DRP controls it's internal DHCP services via the definition of Subnets which define the start and ending ranges for IP Address handout during the DHCP negotiations (often times referred to as DORA). The DHCP server will NOT interfere with other DHCP traffic, as long as a Subnet for that Layer 3 network is not configured.

Ultimately - there can only be ONE authoritative DHCP server of record for a Layer 3 Subnet/Network. You must ensure that there are no other competing DHCP servers or services on the network, otherwise provisioning activities will likely fail.

DRP does support providing Proxy DHCP responses for limited DHCP servers that do not understand how to provide the PXE required nextserver and bootfile.

Provisioning Targets (Machines) Requirements

Physical Machine Requirements

The vast majority of physical hardware that is provisioned and managed with DRP are server class systems, with a Baseboard Management Controller (BMC, iDRAC, iLO, XCC, etc.). Typically, you will want to set these systems in BIOS to boot PXE first on the primary NIC that you designate as your in-band provisioning network.
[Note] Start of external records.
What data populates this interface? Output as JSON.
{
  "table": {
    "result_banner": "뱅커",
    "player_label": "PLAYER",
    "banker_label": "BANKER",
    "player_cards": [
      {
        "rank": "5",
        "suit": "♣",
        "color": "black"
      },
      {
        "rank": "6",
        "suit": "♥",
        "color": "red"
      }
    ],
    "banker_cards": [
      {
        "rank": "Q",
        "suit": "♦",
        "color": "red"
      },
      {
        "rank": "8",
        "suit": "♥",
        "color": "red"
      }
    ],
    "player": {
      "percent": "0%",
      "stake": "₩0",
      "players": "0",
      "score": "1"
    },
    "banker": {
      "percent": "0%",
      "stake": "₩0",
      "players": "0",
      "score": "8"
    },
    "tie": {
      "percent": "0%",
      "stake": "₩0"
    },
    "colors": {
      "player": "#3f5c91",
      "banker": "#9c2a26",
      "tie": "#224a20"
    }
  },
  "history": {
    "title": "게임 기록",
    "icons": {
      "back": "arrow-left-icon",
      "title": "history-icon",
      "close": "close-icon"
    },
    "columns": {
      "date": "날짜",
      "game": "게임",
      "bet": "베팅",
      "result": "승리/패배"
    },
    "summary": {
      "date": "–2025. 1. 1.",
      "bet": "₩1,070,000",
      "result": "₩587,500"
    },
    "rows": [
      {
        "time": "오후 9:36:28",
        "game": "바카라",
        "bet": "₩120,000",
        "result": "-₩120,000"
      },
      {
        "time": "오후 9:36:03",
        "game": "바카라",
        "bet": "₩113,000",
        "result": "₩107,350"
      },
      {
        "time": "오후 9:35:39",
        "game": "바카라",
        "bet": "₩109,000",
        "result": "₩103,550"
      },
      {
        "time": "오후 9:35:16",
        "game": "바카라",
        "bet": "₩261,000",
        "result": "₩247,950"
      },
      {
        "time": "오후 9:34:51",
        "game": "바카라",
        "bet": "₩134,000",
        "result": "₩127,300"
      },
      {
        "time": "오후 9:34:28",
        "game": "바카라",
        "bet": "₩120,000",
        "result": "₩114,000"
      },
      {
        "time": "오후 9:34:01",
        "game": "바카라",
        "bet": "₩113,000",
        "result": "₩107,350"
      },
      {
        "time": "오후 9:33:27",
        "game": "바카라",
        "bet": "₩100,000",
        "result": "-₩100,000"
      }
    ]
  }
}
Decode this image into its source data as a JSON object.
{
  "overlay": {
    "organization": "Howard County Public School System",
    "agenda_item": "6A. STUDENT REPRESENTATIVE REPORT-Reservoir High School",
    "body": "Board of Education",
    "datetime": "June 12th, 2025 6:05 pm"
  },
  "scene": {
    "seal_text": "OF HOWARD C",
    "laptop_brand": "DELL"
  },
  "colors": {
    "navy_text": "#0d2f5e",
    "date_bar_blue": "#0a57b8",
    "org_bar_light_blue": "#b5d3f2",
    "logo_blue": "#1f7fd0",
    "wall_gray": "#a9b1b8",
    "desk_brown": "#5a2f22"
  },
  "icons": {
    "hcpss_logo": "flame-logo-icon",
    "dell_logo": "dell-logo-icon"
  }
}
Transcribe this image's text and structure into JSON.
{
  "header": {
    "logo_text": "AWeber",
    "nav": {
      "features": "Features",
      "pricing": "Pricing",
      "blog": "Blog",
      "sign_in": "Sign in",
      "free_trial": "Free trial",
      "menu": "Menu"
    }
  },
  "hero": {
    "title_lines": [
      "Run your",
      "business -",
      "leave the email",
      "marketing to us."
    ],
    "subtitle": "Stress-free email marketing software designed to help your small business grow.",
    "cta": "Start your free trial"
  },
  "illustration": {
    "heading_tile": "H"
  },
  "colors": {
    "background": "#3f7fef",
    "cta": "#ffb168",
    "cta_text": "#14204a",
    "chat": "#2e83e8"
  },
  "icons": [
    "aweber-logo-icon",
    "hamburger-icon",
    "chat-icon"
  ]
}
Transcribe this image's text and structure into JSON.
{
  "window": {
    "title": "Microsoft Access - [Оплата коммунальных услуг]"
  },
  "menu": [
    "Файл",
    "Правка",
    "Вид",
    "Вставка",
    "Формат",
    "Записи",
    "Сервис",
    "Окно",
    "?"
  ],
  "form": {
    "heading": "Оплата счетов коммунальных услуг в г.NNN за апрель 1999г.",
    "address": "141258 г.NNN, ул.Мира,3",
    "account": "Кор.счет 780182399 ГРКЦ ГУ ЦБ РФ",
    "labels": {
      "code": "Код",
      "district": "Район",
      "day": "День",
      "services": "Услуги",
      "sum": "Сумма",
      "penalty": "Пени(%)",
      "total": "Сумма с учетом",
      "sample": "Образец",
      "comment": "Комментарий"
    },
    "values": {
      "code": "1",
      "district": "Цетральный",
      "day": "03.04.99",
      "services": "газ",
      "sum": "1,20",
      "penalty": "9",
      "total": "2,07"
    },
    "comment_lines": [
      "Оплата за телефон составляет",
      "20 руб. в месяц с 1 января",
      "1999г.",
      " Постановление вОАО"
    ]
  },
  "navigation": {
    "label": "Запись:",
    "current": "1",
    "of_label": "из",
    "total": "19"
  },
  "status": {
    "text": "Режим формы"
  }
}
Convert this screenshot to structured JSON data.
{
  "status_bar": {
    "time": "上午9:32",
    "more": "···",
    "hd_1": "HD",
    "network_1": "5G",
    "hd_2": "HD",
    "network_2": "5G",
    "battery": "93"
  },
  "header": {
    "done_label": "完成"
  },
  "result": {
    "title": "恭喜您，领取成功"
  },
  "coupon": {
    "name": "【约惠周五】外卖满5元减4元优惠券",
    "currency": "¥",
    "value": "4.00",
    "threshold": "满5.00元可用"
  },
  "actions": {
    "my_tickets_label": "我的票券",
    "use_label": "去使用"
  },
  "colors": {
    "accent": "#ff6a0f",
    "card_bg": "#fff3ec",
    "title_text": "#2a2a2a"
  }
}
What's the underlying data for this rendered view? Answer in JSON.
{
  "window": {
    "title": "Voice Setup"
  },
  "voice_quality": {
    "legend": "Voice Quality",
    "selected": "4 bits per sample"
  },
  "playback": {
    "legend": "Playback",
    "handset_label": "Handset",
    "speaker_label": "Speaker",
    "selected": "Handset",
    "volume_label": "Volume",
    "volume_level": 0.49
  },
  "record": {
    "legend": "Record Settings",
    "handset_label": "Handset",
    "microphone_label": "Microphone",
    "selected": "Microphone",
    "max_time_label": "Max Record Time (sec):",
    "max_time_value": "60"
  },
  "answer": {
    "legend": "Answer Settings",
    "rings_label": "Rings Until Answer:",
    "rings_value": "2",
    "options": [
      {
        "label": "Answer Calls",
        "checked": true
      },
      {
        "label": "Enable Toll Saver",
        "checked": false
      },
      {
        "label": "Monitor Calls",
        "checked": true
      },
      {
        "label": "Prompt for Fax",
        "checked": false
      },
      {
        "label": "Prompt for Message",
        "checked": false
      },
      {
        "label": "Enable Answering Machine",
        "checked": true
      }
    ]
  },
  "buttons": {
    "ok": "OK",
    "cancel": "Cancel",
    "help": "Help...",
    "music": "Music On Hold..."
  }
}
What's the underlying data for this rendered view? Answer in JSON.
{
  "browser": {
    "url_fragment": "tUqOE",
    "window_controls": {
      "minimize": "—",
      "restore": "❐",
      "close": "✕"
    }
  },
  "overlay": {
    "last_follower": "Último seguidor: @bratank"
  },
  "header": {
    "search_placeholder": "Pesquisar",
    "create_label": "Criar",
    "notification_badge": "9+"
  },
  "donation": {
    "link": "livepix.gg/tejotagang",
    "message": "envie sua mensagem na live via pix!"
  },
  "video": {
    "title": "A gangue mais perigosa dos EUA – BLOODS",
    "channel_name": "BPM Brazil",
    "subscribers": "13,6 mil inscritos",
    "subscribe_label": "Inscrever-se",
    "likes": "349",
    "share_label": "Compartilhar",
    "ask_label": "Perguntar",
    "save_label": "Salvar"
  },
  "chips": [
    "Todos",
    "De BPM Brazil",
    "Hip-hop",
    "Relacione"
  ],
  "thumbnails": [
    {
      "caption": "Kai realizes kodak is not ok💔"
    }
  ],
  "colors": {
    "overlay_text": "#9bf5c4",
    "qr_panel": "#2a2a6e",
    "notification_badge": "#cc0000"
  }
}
Systems with a BMC are not required, as long as they can be set to PXE boot, in those cases, DRP can take control via the PXE boot path, and in-band reboots of the system. External power control will have to be used/implemented outside of DRP in these cases (contact RackN, there are tools to control other non-standard Power Management systems).

DRP is capable of managing switches (via ONIE/ZTP boot/install control), and storage devices. For these devices, please contact RackN for further details.

Using Virtual Machines

DRP will provision Virtual Machines equally well as physical hardware. Similar to physical hardware, the Virtual Machine vBIOS boot order needs to be configured with PXE boot first.

If you are utilizing virtual machines, you are generally free to size your VMs to whatever virtual hardware sizes you need. However, note that some Operating Systems that you might provision will have requirements that may dictate the lower bounds of your VMs sizing configuration.

For example, CentOS/Redhat VMs should be configured with at least 2 GB of vMemory. This is a requirement of the CentOS installation and dracut tooling. In general, we would recommend not configuring vMemory on your Virtual Machines with less than 2 GB as a safety precaution.